- EXERCISE DETAILS: From the entries below, report how many lines contain the string "title". Only the number is wanted.

START GIVEN DATA

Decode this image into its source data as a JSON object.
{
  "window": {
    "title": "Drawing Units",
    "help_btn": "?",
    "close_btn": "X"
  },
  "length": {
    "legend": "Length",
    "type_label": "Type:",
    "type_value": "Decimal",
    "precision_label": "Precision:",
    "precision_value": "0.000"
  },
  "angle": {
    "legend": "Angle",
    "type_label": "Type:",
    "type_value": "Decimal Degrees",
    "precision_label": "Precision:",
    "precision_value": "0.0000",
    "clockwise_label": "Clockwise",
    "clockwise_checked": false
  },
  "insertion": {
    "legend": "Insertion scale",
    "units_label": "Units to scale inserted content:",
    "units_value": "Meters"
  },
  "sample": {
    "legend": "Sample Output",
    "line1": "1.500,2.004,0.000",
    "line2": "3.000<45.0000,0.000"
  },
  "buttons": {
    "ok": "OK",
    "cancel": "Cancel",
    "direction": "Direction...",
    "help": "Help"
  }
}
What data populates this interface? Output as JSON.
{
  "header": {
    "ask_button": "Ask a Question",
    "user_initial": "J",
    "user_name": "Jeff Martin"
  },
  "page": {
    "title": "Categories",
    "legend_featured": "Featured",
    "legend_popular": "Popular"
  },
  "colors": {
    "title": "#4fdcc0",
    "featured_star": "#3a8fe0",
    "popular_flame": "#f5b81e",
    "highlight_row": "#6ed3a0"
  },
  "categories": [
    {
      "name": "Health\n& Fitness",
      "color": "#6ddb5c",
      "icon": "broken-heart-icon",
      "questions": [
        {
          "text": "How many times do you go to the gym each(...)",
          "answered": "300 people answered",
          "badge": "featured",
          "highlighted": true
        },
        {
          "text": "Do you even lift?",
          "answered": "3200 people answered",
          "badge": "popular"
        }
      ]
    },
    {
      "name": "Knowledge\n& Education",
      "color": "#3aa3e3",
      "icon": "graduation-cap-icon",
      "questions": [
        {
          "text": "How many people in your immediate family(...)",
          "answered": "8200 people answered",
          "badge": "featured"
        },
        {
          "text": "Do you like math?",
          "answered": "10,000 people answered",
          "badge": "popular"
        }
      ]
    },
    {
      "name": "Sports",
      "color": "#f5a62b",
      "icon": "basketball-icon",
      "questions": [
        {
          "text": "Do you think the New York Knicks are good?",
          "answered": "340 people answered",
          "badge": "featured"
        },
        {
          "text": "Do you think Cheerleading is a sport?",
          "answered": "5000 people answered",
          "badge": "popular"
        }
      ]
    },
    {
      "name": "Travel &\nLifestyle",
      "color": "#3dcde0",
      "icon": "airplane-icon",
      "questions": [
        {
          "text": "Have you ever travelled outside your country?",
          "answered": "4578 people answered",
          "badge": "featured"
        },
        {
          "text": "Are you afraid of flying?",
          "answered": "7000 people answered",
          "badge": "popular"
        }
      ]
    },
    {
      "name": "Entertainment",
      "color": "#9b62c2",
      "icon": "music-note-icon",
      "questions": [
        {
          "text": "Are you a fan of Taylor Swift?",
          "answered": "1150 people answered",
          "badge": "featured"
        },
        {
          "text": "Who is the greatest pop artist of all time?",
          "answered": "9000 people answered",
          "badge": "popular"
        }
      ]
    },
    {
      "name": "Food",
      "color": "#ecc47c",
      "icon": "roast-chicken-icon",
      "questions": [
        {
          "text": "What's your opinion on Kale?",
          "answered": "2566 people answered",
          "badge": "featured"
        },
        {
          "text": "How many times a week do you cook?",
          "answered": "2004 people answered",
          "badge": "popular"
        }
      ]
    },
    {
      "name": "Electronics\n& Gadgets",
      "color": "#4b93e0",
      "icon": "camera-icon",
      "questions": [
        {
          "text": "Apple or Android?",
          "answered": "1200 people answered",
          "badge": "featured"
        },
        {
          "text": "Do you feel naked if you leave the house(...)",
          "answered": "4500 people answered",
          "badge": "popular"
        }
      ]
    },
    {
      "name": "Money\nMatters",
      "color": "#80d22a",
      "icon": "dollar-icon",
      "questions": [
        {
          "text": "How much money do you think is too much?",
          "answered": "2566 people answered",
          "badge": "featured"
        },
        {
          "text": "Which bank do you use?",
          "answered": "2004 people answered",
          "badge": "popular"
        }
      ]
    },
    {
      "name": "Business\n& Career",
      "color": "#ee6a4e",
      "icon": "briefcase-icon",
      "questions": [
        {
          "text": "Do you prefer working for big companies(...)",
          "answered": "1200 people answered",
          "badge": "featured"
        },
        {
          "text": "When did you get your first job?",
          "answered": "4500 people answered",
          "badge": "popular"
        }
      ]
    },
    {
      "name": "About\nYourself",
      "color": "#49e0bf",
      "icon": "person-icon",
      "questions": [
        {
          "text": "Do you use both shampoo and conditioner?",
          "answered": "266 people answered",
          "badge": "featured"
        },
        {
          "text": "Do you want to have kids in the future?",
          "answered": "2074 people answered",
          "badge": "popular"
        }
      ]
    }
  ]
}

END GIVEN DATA

- SOLUTION FOR THIS TASK: 3